Edited by R.C.R. Siekmann, R. Parrish, R. Branco Martins and J.W. Soek, TMC Asser Press, The Hague, The Netherlands 2007, Pages 872 + XXIX, ISBN 978-90-6704-245-1 , Price GBP 95.00

Football is not only the world's favourite game but is also the world's most lucrative sport. They say that 'money is the root of all evil' and football certainly has its share of problems resulting from the mega sums that can be made on and off the field of play. In the United Kingdom, for example, we have now entered the age when many players earn well over 100,000 [pounds sterling] per week in the English FA Premier League. Not only do players command high salaries, but the sale of broadcasting rights brings in stratospheric sums to the Clubs. For example, the English Premier Football League, the richest in the world, recently sold its principal broadcast rights to its matches for the next three seasons, beginning in August 2007 and ending in 2010, for a record sum of US$3.1bn (1.7bn [pounds sterling]). Football Clubs also gain from the mega sums paid for the transfer of high profile players from one club to another. Most of these transfers are handled by players' agents, who themselves have also become multi millionaires in the process. However, players' agents have not been having a good press in recent times and a BBC Panorama Programme has branded football as being 'institutionally corrupt', largely as a result of the activities of players' agents, which, to say the least, have not always been very professional or ethical, for example, in the matter of dual representation. Many of them have been involved in conflicts of interests' situations, for example, acting at the same time for clubs and players or both clubs involved in the same transaction.

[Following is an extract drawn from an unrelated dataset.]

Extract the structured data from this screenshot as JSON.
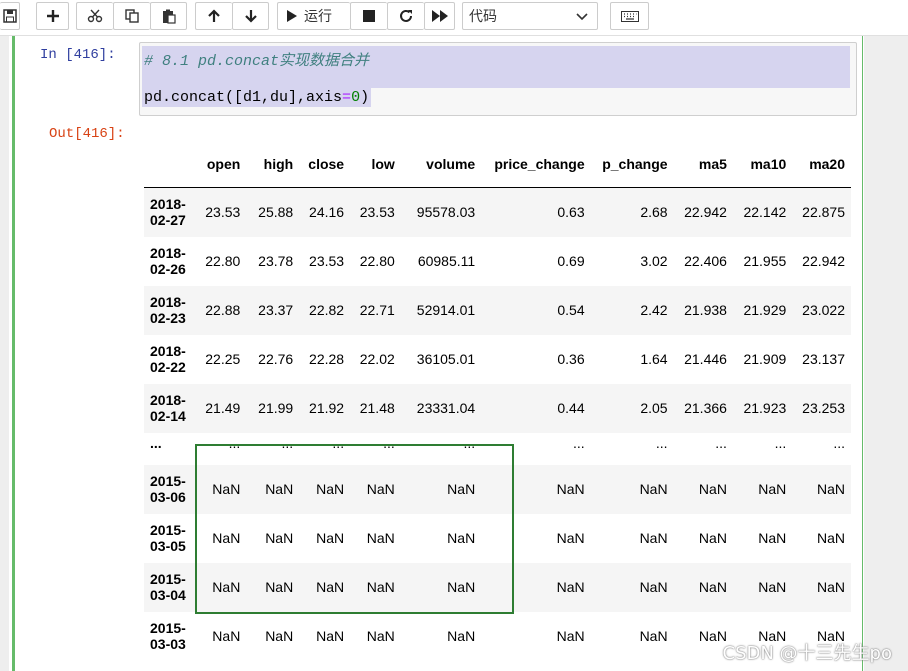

This new Book--a truly magnum opus taking a global view of the subject --could not be more timely, dealing, as it does, with three basic questions: what are players' agents?; why should they be regulated?; and how should they be regulated? The Book covers the legal regulations--at the international, national and sports bodies' levels--in forty countries around the world, including the major footballing constituencies, such as Argentina, Brazil, Mexico and Russia, and the socalled 'Big Five' in Europe: France, Germany, Italy, Spain and the UK.

But, as Professor Roger Blanpain of the Universities of Leuven (Belgium) and Tilburg (The Netherlands), the very first President of FIFPRO, the international professional players' association, points out in a Foreword to the Book, the issue of regulation in any sport "is always a delicate one." And goes on to remark that:

"[o]ver-regulation can do as much harm as under-regulation: it is always a matter of striking the right balance between the two.... [but] it is generally agreed that certain minimum norms and standards of behaviour by players' agents must be met to protect the integrity of football and all those with a stake and interest in its future, including players, clubs and fans alike."

As the Book shows, the levels and nature of regulation of players' agents vary from country to country.

The Book opens with three introductory chapters which help to put the subject into its proper context: 'Regulating Players' Agents: A Global Perspective'; 'The International Supply of Sports Agent Services'; and 'The Laurent Piau Case of the ECJ on the Status of Players' Agents'. …